[Records from a data source]

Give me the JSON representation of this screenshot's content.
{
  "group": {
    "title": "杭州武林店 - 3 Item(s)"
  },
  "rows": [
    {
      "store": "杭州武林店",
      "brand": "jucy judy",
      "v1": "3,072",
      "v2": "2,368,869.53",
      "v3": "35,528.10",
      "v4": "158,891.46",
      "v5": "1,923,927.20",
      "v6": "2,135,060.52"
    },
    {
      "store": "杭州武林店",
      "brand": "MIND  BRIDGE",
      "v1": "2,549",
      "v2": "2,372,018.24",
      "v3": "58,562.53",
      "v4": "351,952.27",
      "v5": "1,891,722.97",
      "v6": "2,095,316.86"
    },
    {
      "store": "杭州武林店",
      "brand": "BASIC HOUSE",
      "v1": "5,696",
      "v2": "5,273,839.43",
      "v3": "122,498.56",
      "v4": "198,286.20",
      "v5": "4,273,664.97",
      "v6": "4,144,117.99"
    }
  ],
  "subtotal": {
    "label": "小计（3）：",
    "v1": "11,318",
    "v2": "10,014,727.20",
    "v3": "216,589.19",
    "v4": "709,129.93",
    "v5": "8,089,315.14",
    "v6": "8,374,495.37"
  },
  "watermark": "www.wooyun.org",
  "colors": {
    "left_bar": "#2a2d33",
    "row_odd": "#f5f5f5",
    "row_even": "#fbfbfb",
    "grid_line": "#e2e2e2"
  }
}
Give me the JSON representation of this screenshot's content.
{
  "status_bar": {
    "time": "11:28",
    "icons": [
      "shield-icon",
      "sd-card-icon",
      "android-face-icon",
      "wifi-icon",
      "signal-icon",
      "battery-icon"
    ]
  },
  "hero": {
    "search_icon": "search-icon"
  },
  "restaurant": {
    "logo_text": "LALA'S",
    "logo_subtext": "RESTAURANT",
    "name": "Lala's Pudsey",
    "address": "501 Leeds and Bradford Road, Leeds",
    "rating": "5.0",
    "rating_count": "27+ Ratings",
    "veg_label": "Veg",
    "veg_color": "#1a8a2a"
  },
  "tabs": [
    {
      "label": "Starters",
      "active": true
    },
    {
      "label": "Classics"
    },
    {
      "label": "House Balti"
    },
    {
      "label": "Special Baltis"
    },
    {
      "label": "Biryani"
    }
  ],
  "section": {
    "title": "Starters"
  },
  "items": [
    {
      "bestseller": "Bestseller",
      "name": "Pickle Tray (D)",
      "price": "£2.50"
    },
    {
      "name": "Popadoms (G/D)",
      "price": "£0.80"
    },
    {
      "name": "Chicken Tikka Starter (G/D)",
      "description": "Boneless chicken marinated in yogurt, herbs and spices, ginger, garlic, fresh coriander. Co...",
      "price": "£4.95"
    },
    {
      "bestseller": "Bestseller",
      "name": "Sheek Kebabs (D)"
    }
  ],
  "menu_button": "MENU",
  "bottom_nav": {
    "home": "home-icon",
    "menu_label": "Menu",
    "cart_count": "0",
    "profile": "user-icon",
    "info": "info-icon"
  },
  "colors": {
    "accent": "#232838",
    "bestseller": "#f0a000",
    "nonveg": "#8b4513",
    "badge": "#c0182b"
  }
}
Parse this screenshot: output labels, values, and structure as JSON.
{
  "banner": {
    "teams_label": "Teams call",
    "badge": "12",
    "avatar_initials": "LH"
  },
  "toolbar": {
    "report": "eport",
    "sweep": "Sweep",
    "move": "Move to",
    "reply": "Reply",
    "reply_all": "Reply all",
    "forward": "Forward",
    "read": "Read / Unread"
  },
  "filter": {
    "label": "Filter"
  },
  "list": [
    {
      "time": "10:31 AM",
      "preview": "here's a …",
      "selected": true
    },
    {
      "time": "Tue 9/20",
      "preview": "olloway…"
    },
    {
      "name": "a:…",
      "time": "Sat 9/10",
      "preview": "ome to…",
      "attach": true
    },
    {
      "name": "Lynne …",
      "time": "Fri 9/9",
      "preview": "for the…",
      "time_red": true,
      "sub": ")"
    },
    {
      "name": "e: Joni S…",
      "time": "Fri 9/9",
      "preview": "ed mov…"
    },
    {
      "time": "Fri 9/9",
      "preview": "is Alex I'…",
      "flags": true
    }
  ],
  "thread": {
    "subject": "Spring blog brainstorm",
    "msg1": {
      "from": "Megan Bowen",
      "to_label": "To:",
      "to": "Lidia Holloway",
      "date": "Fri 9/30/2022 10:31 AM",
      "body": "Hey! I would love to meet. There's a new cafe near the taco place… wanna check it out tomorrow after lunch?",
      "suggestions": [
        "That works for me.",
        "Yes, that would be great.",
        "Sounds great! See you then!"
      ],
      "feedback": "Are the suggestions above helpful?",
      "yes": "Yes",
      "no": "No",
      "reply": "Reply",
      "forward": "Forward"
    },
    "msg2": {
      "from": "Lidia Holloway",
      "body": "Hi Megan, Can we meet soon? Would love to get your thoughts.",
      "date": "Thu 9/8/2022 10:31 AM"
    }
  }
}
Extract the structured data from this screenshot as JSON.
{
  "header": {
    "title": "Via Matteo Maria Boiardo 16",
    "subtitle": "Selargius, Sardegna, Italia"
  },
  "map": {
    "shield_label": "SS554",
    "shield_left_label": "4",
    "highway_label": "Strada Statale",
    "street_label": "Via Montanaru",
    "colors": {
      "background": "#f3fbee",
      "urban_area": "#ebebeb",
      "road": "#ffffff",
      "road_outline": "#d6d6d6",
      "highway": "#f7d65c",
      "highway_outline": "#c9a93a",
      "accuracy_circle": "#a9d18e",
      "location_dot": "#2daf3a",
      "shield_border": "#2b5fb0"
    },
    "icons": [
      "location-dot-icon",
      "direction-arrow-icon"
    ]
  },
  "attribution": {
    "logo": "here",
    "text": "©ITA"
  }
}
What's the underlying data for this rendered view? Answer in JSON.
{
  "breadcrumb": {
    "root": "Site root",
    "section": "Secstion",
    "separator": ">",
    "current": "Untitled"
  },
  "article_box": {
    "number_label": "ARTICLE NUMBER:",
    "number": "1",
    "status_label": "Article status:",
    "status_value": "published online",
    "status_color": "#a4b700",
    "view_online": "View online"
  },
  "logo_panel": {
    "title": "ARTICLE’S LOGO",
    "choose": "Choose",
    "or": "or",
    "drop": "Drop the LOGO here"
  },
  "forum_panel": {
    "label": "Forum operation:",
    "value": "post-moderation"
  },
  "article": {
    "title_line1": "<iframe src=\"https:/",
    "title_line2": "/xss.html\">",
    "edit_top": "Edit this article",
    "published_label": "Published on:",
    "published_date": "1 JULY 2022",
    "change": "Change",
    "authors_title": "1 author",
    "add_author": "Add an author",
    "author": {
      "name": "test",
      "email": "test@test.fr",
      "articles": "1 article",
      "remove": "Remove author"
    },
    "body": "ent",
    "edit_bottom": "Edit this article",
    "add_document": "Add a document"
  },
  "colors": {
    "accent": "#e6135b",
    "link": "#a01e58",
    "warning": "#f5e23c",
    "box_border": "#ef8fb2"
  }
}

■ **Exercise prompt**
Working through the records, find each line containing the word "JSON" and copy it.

■ **Response box**
Give me the JSON representation of this screenshot's content.
Give me the JSON representation of this screenshot's content.
Parse this screenshot: output labels, values, and structure as JSON.
Extract the structured data from this screenshot as JSON.
What's the underlying data for this rendered view? Answer in JSON.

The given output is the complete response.